* [PROBLEM REQUIREMENTS]: Your answer should be every line with the word "NTFS", copied from the data below.

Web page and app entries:
• • • • • • •

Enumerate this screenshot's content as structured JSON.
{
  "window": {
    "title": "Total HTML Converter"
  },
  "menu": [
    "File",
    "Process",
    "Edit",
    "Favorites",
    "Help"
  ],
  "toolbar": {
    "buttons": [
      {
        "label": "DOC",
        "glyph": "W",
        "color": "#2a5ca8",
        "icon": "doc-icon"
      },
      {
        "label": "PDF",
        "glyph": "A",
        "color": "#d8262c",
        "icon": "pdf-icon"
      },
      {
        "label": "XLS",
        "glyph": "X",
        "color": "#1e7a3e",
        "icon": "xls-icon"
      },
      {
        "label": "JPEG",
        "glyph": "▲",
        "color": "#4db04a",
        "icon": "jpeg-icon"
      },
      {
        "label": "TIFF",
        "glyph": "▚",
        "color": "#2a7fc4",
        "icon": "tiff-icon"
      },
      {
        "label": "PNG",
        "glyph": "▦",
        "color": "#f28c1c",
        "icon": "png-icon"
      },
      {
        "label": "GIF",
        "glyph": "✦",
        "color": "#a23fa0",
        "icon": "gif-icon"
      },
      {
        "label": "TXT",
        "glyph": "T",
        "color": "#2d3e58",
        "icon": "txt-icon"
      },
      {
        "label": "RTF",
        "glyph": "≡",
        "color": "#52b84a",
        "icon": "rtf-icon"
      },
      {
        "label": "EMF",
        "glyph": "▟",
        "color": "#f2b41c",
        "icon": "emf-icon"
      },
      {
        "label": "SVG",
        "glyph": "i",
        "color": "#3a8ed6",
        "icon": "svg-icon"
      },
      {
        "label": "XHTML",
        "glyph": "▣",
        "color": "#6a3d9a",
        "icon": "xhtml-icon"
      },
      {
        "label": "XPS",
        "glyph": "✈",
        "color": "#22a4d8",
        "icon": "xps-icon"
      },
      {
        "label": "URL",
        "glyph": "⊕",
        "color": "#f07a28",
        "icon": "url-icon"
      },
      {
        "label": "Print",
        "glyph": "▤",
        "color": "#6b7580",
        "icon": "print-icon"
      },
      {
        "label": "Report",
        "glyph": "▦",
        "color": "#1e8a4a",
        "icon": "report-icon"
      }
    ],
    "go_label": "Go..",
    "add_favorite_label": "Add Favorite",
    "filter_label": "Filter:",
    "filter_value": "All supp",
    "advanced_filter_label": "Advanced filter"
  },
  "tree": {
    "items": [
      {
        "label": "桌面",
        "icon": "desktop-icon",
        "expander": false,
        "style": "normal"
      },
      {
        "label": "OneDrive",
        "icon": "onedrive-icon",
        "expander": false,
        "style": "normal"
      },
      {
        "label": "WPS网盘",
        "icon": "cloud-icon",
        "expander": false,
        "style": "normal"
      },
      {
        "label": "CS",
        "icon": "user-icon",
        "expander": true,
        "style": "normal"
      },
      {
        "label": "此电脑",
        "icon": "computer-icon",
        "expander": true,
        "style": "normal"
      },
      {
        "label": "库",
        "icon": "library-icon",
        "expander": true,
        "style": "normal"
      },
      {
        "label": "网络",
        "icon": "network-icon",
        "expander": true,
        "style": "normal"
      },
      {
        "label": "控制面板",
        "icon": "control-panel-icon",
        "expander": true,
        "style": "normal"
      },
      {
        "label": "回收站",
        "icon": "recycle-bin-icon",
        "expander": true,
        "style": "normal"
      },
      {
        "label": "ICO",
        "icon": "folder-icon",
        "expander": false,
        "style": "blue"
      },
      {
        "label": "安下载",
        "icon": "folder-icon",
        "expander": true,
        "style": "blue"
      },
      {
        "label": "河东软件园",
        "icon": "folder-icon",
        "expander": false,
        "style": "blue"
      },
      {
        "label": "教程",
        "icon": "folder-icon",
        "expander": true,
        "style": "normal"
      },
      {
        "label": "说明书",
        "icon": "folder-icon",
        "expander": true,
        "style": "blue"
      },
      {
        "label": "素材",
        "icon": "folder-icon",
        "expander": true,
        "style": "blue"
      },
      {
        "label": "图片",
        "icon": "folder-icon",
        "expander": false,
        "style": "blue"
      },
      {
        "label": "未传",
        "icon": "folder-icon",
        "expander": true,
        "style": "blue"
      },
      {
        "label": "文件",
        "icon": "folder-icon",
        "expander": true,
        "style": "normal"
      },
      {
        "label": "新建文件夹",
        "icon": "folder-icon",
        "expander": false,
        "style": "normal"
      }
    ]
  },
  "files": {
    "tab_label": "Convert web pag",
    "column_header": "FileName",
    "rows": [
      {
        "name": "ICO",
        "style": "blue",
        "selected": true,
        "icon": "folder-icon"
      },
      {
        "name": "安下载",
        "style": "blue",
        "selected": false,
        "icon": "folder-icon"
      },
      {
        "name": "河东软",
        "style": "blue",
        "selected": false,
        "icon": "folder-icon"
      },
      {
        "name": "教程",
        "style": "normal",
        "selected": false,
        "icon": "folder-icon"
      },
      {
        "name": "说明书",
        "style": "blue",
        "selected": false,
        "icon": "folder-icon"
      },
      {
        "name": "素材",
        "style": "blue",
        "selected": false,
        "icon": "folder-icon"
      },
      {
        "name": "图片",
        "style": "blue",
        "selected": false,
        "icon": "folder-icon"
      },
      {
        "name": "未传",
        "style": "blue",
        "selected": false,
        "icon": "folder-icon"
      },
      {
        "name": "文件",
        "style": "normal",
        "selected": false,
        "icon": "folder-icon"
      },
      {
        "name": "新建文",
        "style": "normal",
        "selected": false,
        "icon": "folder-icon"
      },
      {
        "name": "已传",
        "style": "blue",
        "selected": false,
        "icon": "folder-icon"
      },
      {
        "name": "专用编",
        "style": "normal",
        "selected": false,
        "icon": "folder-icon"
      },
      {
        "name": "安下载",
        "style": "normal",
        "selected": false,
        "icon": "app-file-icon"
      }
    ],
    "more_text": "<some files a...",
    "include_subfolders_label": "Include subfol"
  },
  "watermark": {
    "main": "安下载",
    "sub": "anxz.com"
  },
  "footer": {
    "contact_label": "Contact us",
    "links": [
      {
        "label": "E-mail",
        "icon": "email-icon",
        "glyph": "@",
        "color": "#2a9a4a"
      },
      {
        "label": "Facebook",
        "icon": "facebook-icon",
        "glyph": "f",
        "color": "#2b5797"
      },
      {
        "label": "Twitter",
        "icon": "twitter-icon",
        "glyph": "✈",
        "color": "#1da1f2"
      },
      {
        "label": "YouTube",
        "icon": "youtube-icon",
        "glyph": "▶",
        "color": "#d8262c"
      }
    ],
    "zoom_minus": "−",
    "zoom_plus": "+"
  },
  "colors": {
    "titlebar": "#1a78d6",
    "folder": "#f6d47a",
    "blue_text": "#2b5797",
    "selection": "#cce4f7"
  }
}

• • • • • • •

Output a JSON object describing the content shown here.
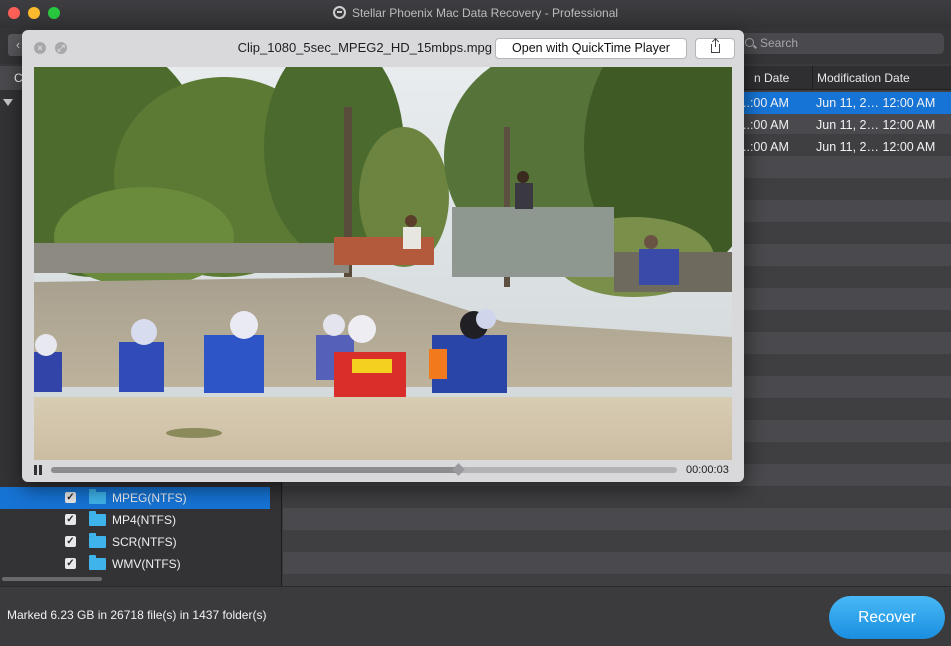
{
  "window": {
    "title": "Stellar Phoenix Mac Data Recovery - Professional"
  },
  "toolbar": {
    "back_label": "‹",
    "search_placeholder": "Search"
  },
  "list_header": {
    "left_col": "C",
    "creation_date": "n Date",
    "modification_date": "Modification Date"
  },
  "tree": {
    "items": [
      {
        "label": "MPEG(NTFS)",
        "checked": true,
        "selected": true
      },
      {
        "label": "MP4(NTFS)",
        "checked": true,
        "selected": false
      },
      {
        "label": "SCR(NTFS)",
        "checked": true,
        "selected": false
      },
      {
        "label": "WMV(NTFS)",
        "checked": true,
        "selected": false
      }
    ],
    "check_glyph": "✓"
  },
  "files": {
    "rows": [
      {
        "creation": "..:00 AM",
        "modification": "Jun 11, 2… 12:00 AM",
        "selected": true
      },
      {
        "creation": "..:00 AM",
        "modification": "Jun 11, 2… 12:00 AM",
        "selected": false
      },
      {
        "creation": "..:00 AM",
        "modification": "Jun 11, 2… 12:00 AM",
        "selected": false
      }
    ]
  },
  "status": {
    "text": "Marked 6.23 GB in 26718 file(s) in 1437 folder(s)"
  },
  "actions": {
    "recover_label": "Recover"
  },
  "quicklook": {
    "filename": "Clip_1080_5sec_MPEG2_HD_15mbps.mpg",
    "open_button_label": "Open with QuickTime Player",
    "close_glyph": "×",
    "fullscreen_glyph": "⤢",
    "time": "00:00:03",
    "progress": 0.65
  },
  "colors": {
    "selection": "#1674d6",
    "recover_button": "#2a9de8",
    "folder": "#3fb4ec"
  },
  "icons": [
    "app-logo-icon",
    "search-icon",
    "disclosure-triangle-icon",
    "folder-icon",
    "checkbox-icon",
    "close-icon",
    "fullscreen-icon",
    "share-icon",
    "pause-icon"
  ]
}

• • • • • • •

* [EXERCISE RESULT]:
        "label": "MPEG(NTFS)",
        "label": "MP4(NTFS)",
        "label": "SCR(NTFS)",
        "label": "WMV(NTFS)",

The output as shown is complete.